In late 2011, Hyundai Motor Group unveiled two innovative engines at the company’s annual powertrain conference held in Korea. The Gamma 1.6 T-GDI engine and Euro6 R-2.0 diesel engine represented the latest innovations to come from Hyundai’s in-house powertrain development program led by Woongchul Yang. The Gamma 1.6 T-GDI engine, which was developed over a period of 52 months and cost $58.9 million (69.5 billion won), achieves the best performance figures in its tough and competitive class. Meeting California’s stringent ULEV-2 (Ultra-Low Emission Vehicle) as well as Euro5 standards, the engine also outperforms its rivals. By introducing the Euro6 R-2.0 diesel engine, Hyundai Motor is expected to lead the eco-friendly passenger car diesel engine technology field, satisfying the standards more than two years ahead of their implementation.

“Due to stricter environmental regulations and policies that vary from nation to nation, competition in the development of powertrains and other core technologies is intensifying,” said Woong-chul Yang, Hyundai Motor Company vice chairman. “Hyundai Motor will accelerate its efforts to develop future powertrains that feature high-performance and eco-friendly engines and transmissions.”

Woong-chul Yang speaking at dedication of Hyundai Center at UC Davis, joined by Case van Dam (left), chair of the Department of Mechanical and Aerospace Engineering, and Enrique J. Lavernia (middle), dean of the UC Davis College of Engineering.

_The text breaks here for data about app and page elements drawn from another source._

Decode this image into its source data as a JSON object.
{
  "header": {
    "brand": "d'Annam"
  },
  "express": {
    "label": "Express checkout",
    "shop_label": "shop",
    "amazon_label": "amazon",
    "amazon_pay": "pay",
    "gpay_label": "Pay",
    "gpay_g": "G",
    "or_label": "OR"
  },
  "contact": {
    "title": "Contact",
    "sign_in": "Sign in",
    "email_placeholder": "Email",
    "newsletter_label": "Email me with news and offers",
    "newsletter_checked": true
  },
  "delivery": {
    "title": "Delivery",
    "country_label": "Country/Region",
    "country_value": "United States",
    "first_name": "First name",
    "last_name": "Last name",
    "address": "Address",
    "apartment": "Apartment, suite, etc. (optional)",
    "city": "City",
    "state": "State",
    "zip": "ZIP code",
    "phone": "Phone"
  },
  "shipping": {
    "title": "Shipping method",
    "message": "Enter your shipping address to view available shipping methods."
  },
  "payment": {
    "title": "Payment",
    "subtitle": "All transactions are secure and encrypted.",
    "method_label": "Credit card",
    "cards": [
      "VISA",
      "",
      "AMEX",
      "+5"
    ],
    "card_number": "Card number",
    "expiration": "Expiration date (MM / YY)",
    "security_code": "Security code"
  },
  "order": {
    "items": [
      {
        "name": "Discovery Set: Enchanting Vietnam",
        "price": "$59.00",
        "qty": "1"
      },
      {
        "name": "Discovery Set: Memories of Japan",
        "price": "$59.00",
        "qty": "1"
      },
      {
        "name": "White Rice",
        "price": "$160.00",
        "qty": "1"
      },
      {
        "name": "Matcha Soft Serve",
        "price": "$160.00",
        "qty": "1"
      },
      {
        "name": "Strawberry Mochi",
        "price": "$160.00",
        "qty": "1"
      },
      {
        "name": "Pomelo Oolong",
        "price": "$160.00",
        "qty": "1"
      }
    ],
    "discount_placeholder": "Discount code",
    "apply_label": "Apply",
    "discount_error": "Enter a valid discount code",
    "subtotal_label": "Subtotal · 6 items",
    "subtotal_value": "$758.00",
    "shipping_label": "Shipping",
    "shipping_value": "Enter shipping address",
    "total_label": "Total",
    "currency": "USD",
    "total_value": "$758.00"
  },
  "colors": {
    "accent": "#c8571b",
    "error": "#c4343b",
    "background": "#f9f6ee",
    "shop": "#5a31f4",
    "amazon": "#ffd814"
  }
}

Woong-chul Yang speaking at dedication of Hyundai Center at UC Davis, joined by Case van Dam (left), chair of the Department of Mechanical and Aerospace Engineering, and Enrique J. Lavernia (middle), dean of the UC Davis College of Engineering.

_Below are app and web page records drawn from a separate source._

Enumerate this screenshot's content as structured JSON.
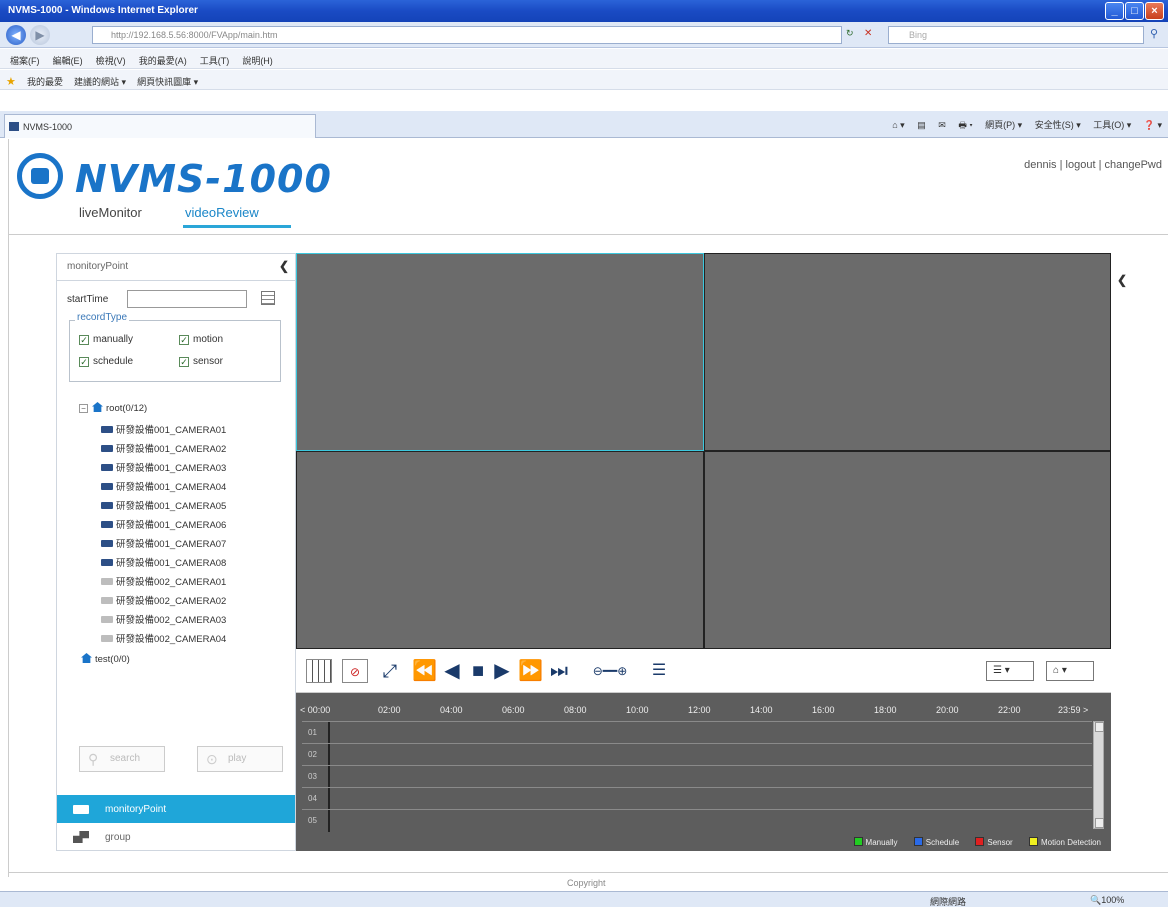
{
  "browser": {
    "window_title": "NVMS-1000 - Windows Internet Explorer",
    "url": "http://192.168.5.56:8000/FVApp/main.htm",
    "search_placeholder": "Bing",
    "menus": [
      "檔案(F)",
      "編輯(E)",
      "檢視(V)",
      "我的最愛(A)",
      "工具(T)",
      "說明(H)"
    ],
    "favorites_label": "我的最愛",
    "fav_items": [
      "建議的網站 ▾",
      "網頁快訊圖庫 ▾"
    ],
    "tab_title": "NVMS-1000",
    "commands": [
      "⌂ ▾",
      "▤",
      "✉",
      "🖶 ▾",
      "網頁(P) ▾",
      "安全性(S) ▾",
      "工具(O) ▾",
      "❓ ▾"
    ],
    "status_zone": "網際網路",
    "status_zoom": "🔍100%"
  },
  "app": {
    "logo_text": "NVMS-1000",
    "user": "dennis",
    "logout": "logout",
    "change_pwd": "changePwd",
    "sep": "|",
    "nav": {
      "live": "liveMonitor",
      "video": "videoReview"
    },
    "copyright": "Copyright"
  },
  "left_panel": {
    "title": "monitoryPoint",
    "start_label": "startTime",
    "start_value": "",
    "record_type_legend": "recordType",
    "record_types": {
      "manually": "manually",
      "motion": "motion",
      "schedule": "schedule",
      "sensor": "sensor"
    },
    "tree": {
      "root": "root(0/12)",
      "cameras": [
        "研發設備001_CAMERA01",
        "研發設備001_CAMERA02",
        "研發設備001_CAMERA03",
        "研發設備001_CAMERA04",
        "研發設備001_CAMERA05",
        "研發設備001_CAMERA06",
        "研發設備001_CAMERA07",
        "研發設備001_CAMERA08",
        "研發設備002_CAMERA01",
        "研發設備002_CAMERA02",
        "研發設備002_CAMERA03",
        "研發設備002_CAMERA04"
      ],
      "test": "test(0/0)"
    },
    "search_btn": "search",
    "play_btn": "play",
    "nav_monitor": "monitoryPoint",
    "nav_group": "group"
  },
  "timeline": {
    "ticks": [
      "< 00:00",
      "02:00",
      "04:00",
      "06:00",
      "08:00",
      "10:00",
      "12:00",
      "14:00",
      "16:00",
      "18:00",
      "20:00",
      "22:00",
      "23:59 >"
    ],
    "tracks": [
      "01",
      "02",
      "03",
      "04",
      "05"
    ],
    "legend": {
      "manually": "Manually",
      "schedule": "Schedule",
      "sensor": "Sensor",
      "motion": "Motion Detection"
    },
    "legend_colors": {
      "manually": "#22cc22",
      "schedule": "#2a6ae8",
      "sensor": "#e02020",
      "motion": "#f0f020"
    }
  },
  "colors": {
    "accent": "#1fa6d9",
    "brand": "#1a74c8",
    "selected_pane": "#3cc8de"
  }
}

In 2012, Hyundai Motor Group signed a memorandum of understanding (MOU) with four Northern European countries (Norway, Sweden, Denmark and Iceland) to operate a test fleet of Fuel Cell Electric Vehicles (FCEV) in the European market, paving the way to showcase the company’s competitiveness in eco-friendly vehicles.

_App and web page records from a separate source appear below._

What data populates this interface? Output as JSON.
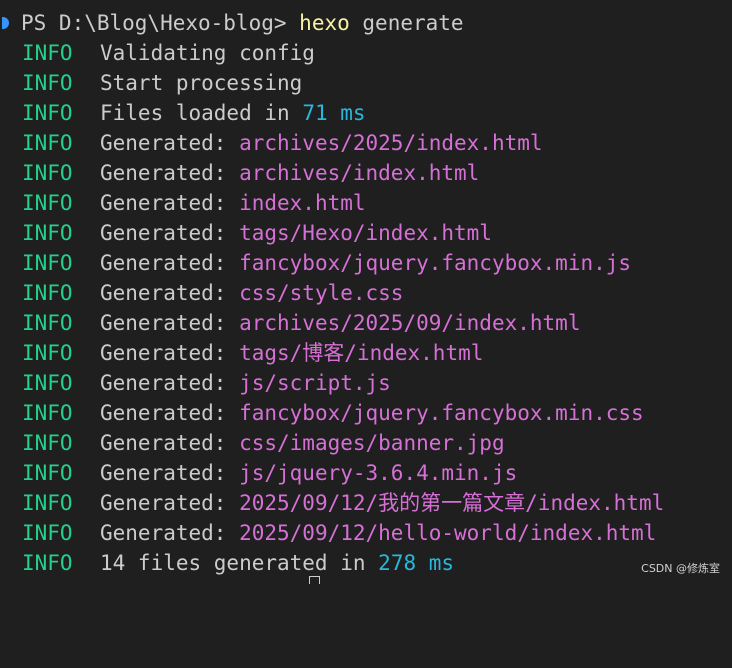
{
  "terminal": {
    "prompt": {
      "ps": "PS D:\\Blog\\Hexo-blog>",
      "command": "hexo",
      "argument": "generate"
    },
    "lines": [
      {
        "level": "INFO",
        "text": "Validating config"
      },
      {
        "level": "INFO",
        "text": "Start processing"
      },
      {
        "level": "INFO",
        "text": "Files loaded in",
        "number": "71",
        "unit": "ms"
      },
      {
        "level": "INFO",
        "text": "Generated:",
        "path": "archives/2025/index.html"
      },
      {
        "level": "INFO",
        "text": "Generated:",
        "path": "archives/index.html"
      },
      {
        "level": "INFO",
        "text": "Generated:",
        "path": "index.html"
      },
      {
        "level": "INFO",
        "text": "Generated:",
        "path": "tags/Hexo/index.html"
      },
      {
        "level": "INFO",
        "text": "Generated:",
        "path": "fancybox/jquery.fancybox.min.js"
      },
      {
        "level": "INFO",
        "text": "Generated:",
        "path": "css/style.css"
      },
      {
        "level": "INFO",
        "text": "Generated:",
        "path": "archives/2025/09/index.html"
      },
      {
        "level": "INFO",
        "text": "Generated:",
        "path": "tags/博客/index.html"
      },
      {
        "level": "INFO",
        "text": "Generated:",
        "path": "js/script.js"
      },
      {
        "level": "INFO",
        "text": "Generated:",
        "path": "fancybox/jquery.fancybox.min.css"
      },
      {
        "level": "INFO",
        "text": "Generated:",
        "path": "css/images/banner.jpg"
      },
      {
        "level": "INFO",
        "text": "Generated:",
        "path": "js/jquery-3.6.4.min.js"
      },
      {
        "level": "INFO",
        "text": "Generated:",
        "path": "2025/09/12/我的第一篇文章/index.html"
      },
      {
        "level": "INFO",
        "text": "Generated:",
        "path": "2025/09/12/hello-world/index.html"
      },
      {
        "level": "INFO",
        "text": "14 files generated in",
        "number": "278",
        "unit": "ms"
      }
    ]
  },
  "watermark": "CSDN @修炼室",
  "colors": {
    "background": "#1f1f1f",
    "text": "#cccccc",
    "info": "#23d18b",
    "command": "#f9f1a5",
    "path": "#d670d6",
    "number": "#29b8db",
    "gutter_marker": "#3794ff"
  }
}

“We look forward to demonstrating our advanced eco-friendly technology in Northern Europe, which has great hydrogen infrastructure,” said Woong-chul Yang. “This agreement will be a stepping stone for the Hyundai Motor Group to lead the FCEV market in Europe.”

In 2012, Hyundai Motor Company signed a Memorandum of Understanding (MOU) with Intel Korea and C&S Technology, Ltd. to jointly develop solutions that provide both drivers and passengers with enhanced in-vehicle experiences such as location-based and social network services. “The demand for smart cars is on the rise in Korea—a powerful IT country,” said Hyundai Vice Chairman Woong-Chul Yang. “Hyundai will develop in-vehicle infotainment systems that incorporate changes in digital lifestyles and maximise customer convenience in cooperation with Intel and C&S Technology.”

As a top-tier leader at Hyundai Motor Company, Woong-chul Yang has demonstrated exceptional advancement in his profession and creative problem-solving in the highly competitive global automobile market.

Link:
Hyundai Center of Excellence at UC Davis